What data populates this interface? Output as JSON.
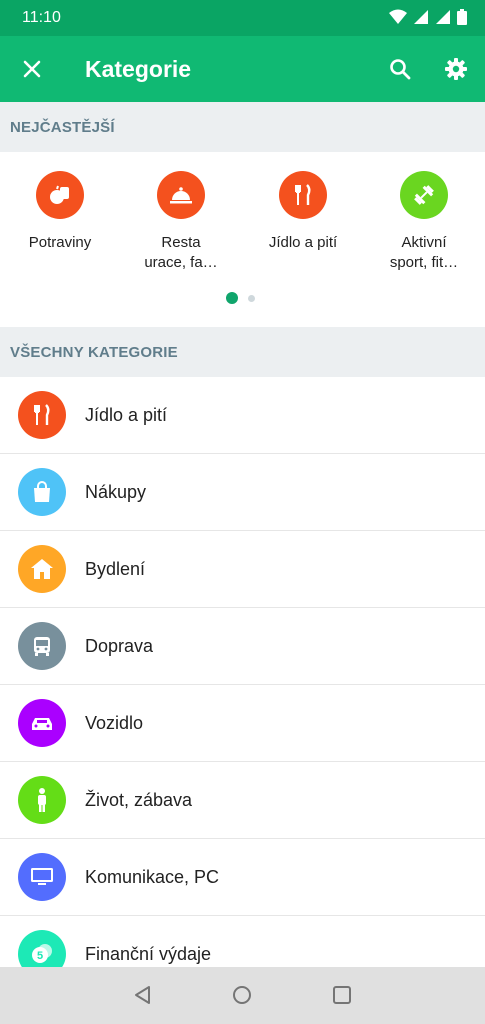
{
  "status": {
    "time": "11:10"
  },
  "appbar": {
    "title": "Kategorie"
  },
  "sections": {
    "frequent": "NEJČASTĚJŠÍ",
    "all": "VŠECHNY KATEGORIE"
  },
  "frequent_items": [
    {
      "label": "Potraviny",
      "icon": "groceries-icon",
      "color": "#f4511e"
    },
    {
      "label": "Resta\nurace, fa…",
      "icon": "restaurant-icon",
      "color": "#f4511e"
    },
    {
      "label": "Jídlo a pití",
      "icon": "food-drink-icon",
      "color": "#f4511e"
    },
    {
      "label": "Aktivní\nsport, fit…",
      "icon": "dumbbell-icon",
      "color": "#6ad620"
    }
  ],
  "categories": [
    {
      "label": "Jídlo a pití",
      "icon": "food-drink-icon",
      "color": "#f4511e"
    },
    {
      "label": "Nákupy",
      "icon": "shopping-bag-icon",
      "color": "#4fc3f7"
    },
    {
      "label": "Bydlení",
      "icon": "house-icon",
      "color": "#ffa726"
    },
    {
      "label": "Doprava",
      "icon": "bus-icon",
      "color": "#78909c"
    },
    {
      "label": "Vozidlo",
      "icon": "car-icon",
      "color": "#aa00ff"
    },
    {
      "label": "Život, zábava",
      "icon": "person-icon",
      "color": "#64dd17"
    },
    {
      "label": "Komunikace, PC",
      "icon": "computer-icon",
      "color": "#536dfe"
    },
    {
      "label": "Finanční výdaje",
      "icon": "coins-icon",
      "color": "#1de9b6"
    }
  ],
  "colors": {
    "statusbar": "#0aa564",
    "appbar": "#10b973",
    "accent": "#10a56c"
  }
}
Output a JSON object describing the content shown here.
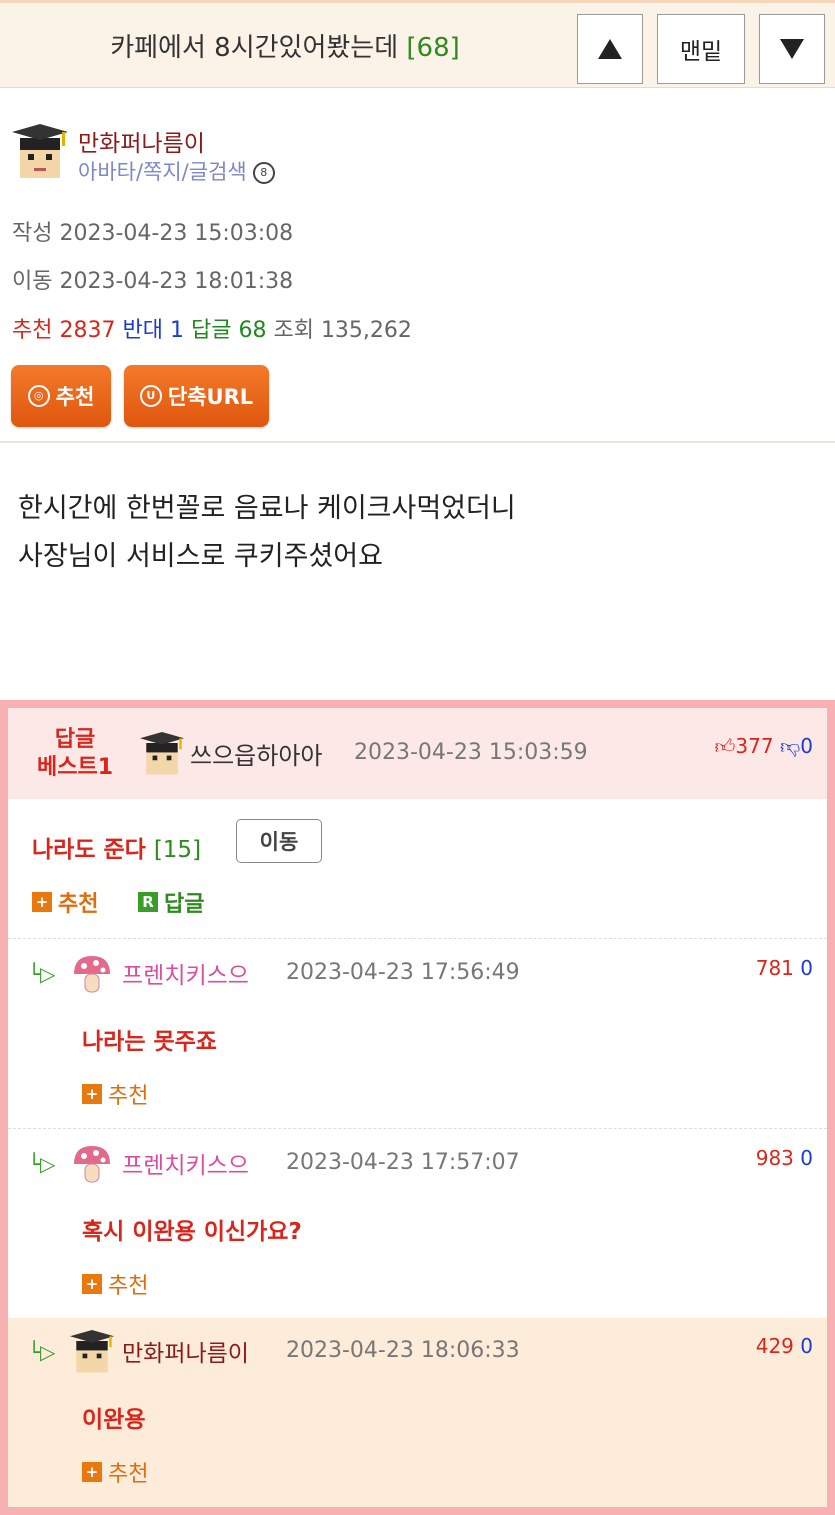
{
  "header": {
    "title": "카페에서 8시간있어봤는데",
    "comment_count": "[68]",
    "bottom_label": "맨밑"
  },
  "post": {
    "author": "만화퍼나름이",
    "author_links": "아바타/쪽지/글검색",
    "written_label": "작성",
    "written_at": "2023-04-23 15:03:08",
    "moved_label": "이동",
    "moved_at": "2023-04-23 18:01:38",
    "stats": {
      "recommend_label": "추천",
      "recommend": "2837",
      "oppose_label": "반대",
      "oppose": "1",
      "reply_label": "답글",
      "reply": "68",
      "views_label": "조회",
      "views": "135,262"
    },
    "recommend_button": "추천",
    "shorturl_button": "단축URL",
    "body_lines": [
      "한시간에 한번꼴로 음료나 케이크사먹었더니",
      "사장님이 서비스로 쿠키주셨어요"
    ]
  },
  "best_reply": {
    "label_line1": "답글",
    "label_line2": "베스트1",
    "author": "쓰으읍하아아",
    "date": "2023-04-23 15:03:59",
    "up": "377",
    "down": "0",
    "title": "나라도 준다",
    "count": "[15]",
    "move_button": "이동",
    "recommend": "추천",
    "reply": "답글"
  },
  "sub_replies": [
    {
      "author": "프렌치키스으",
      "date": "2023-04-23 17:56:49",
      "up": "781",
      "down": "0",
      "message": "나라는 못주죠",
      "recommend": "추천"
    },
    {
      "author": "프렌치키스으",
      "date": "2023-04-23 17:57:07",
      "up": "983",
      "down": "0",
      "message": "혹시 이완용 이신가요?",
      "recommend": "추천"
    },
    {
      "author": "만화퍼나름이",
      "date": "2023-04-23 18:06:33",
      "up": "429",
      "down": "0",
      "message": "이완용",
      "recommend": "추천"
    }
  ],
  "colors": {
    "accent_orange": "#e8790e",
    "best_border": "#f7b1b3",
    "highlight_row": "#fdecd9"
  }
}
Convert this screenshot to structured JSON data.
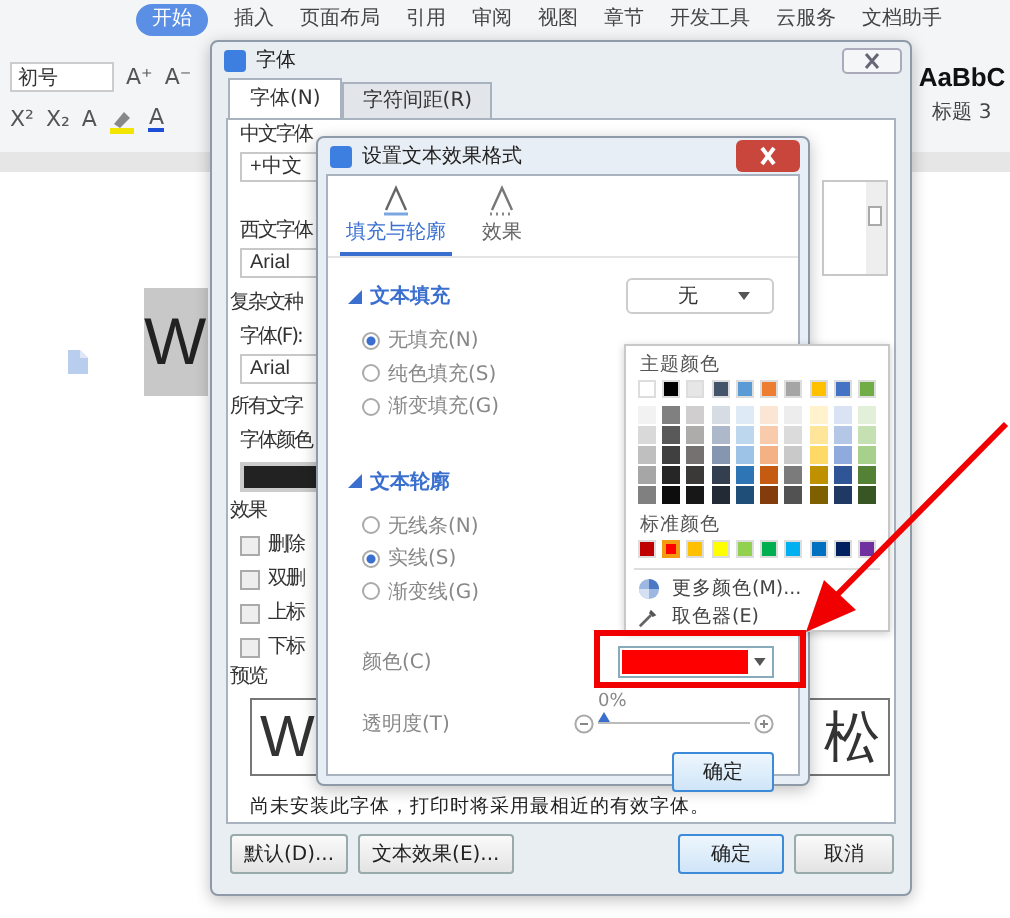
{
  "ribbon": {
    "tabs": [
      {
        "label": "开始",
        "selected": true
      },
      {
        "label": "插入",
        "selected": false
      },
      {
        "label": "页面布局",
        "selected": false
      },
      {
        "label": "引用",
        "selected": false
      },
      {
        "label": "审阅",
        "selected": false
      },
      {
        "label": "视图",
        "selected": false
      },
      {
        "label": "章节",
        "selected": false
      },
      {
        "label": "开发工具",
        "selected": false
      },
      {
        "label": "云服务",
        "selected": false
      },
      {
        "label": "文档助手",
        "selected": false
      }
    ],
    "font_size": "初号",
    "size_buttons": [
      "A⁺",
      "A⁻"
    ],
    "script_buttons": [
      "X²",
      "X₂"
    ],
    "effect_button": "A",
    "color_button": "A",
    "style_preview": "AaBbC",
    "style_name": "标题 3"
  },
  "document": {
    "selected_text": "W"
  },
  "font_dialog": {
    "title": "字体",
    "tabs": [
      {
        "label": "字体(N)",
        "selected": true
      },
      {
        "label": "字符间距(R)",
        "selected": false
      }
    ],
    "chinese_font_label": "中文字体",
    "chinese_font": "+中文",
    "western_font_label": "西文字体",
    "western_font": "Arial",
    "complex_label": "复杂文种",
    "complex_font_label": "字体(F):",
    "complex_font": "Arial",
    "all_text_label": "所有文字",
    "font_color_label": "字体颜色",
    "effects_label": "效果",
    "effects": [
      {
        "label": "删除",
        "checked": false
      },
      {
        "label": "双删",
        "checked": false
      },
      {
        "label": "上标",
        "checked": false
      },
      {
        "label": "下标",
        "checked": false
      }
    ],
    "preview_label": "预览",
    "preview_latin": "W",
    "preview_cjk": "松",
    "note": "尚未安装此字体，打印时将采用最相近的有效字体。",
    "buttons": [
      {
        "label": "默认(D)...",
        "kind": "left"
      },
      {
        "label": "文本效果(E)...",
        "kind": "left"
      },
      {
        "label": "确定",
        "kind": "default"
      },
      {
        "label": "取消",
        "kind": "right"
      }
    ]
  },
  "effect_dialog": {
    "title": "设置文本效果格式",
    "tabs": [
      {
        "label": "填充与轮廓",
        "selected": true
      },
      {
        "label": "效果",
        "selected": false
      }
    ],
    "fill": {
      "header": "文本填充",
      "dropdown": "无",
      "options": [
        {
          "label": "无填充(N)",
          "selected": true
        },
        {
          "label": "纯色填充(S)",
          "selected": false
        },
        {
          "label": "渐变填充(G)",
          "selected": false
        }
      ]
    },
    "outline": {
      "header": "文本轮廓",
      "options": [
        {
          "label": "无线条(N)",
          "selected": false
        },
        {
          "label": "实线(S)",
          "selected": true
        },
        {
          "label": "渐变线(G)",
          "selected": false
        }
      ],
      "color_label": "颜色(C)",
      "color": "#ff0000",
      "transparency_label": "透明度(T)",
      "level": 0,
      "reading": "0%"
    },
    "ok": "确定"
  },
  "color_popup": {
    "theme_label": "主题颜色",
    "theme": [
      {
        "color": "#ffffff",
        "shades": [
          {
            "color": "#f2f2f2"
          },
          {
            "color": "#d9d9d9"
          },
          {
            "color": "#bfbfbf"
          },
          {
            "color": "#a6a6a6"
          },
          {
            "color": "#808080"
          }
        ]
      },
      {
        "color": "#000000",
        "shades": [
          {
            "color": "#808080"
          },
          {
            "color": "#595959"
          },
          {
            "color": "#404040"
          },
          {
            "color": "#262626"
          },
          {
            "color": "#0d0d0d"
          }
        ]
      },
      {
        "color": "#e7e6e6",
        "shades": [
          {
            "color": "#d0cece"
          },
          {
            "color": "#aeabab"
          },
          {
            "color": "#767171"
          },
          {
            "color": "#3b3838"
          },
          {
            "color": "#181717"
          }
        ]
      },
      {
        "color": "#44546a",
        "shades": [
          {
            "color": "#d6dce4"
          },
          {
            "color": "#adb9ca"
          },
          {
            "color": "#8496b0"
          },
          {
            "color": "#333f4f"
          },
          {
            "color": "#222a35"
          }
        ]
      },
      {
        "color": "#5b9bd5",
        "shades": [
          {
            "color": "#deebf6"
          },
          {
            "color": "#bdd7ee"
          },
          {
            "color": "#9dc3e6"
          },
          {
            "color": "#2e75b5"
          },
          {
            "color": "#1f4e79"
          }
        ]
      },
      {
        "color": "#ed7d31",
        "shades": [
          {
            "color": "#fbe5d5"
          },
          {
            "color": "#f7cbac"
          },
          {
            "color": "#f4b183"
          },
          {
            "color": "#c55a11"
          },
          {
            "color": "#833c0b"
          }
        ]
      },
      {
        "color": "#a5a5a5",
        "shades": [
          {
            "color": "#ededed"
          },
          {
            "color": "#dbdbdb"
          },
          {
            "color": "#c9c9c9"
          },
          {
            "color": "#7b7b7b"
          },
          {
            "color": "#525252"
          }
        ]
      },
      {
        "color": "#ffc000",
        "shades": [
          {
            "color": "#fff2cc"
          },
          {
            "color": "#fee599"
          },
          {
            "color": "#ffd965"
          },
          {
            "color": "#bf9000"
          },
          {
            "color": "#7f6000"
          }
        ]
      },
      {
        "color": "#4472c4",
        "shades": [
          {
            "color": "#dae3f3"
          },
          {
            "color": "#b4c7e7"
          },
          {
            "color": "#8faadc"
          },
          {
            "color": "#2f5597"
          },
          {
            "color": "#1f3864"
          }
        ]
      },
      {
        "color": "#70ad47",
        "shades": [
          {
            "color": "#e2efd9"
          },
          {
            "color": "#c5e0b3"
          },
          {
            "color": "#a8d08d"
          },
          {
            "color": "#538135"
          },
          {
            "color": "#375623"
          }
        ]
      }
    ],
    "standard_label": "标准颜色",
    "standard": [
      {
        "color": "#c00000",
        "selected": false
      },
      {
        "color": "#ff0000",
        "selected": true
      },
      {
        "color": "#ffc000",
        "selected": false
      },
      {
        "color": "#ffff00",
        "selected": false
      },
      {
        "color": "#92d050",
        "selected": false
      },
      {
        "color": "#00b050",
        "selected": false
      },
      {
        "color": "#00b0f0",
        "selected": false
      },
      {
        "color": "#0070c0",
        "selected": false
      },
      {
        "color": "#002060",
        "selected": false
      },
      {
        "color": "#7030a0",
        "selected": false
      }
    ],
    "more_colors": "更多颜色(M)...",
    "eyedropper": "取色器(E)"
  }
}
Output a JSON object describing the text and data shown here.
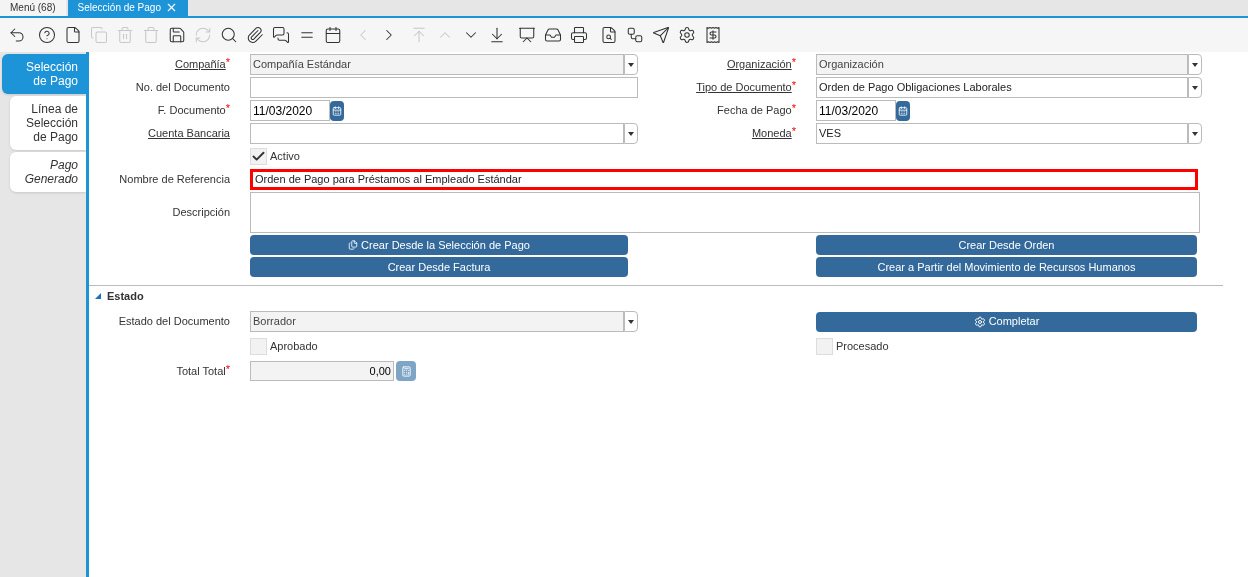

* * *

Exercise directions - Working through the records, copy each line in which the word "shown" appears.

Your solution -
Output a JSON object describing the content shown here.
Output a JSON object describing the text and data shown here.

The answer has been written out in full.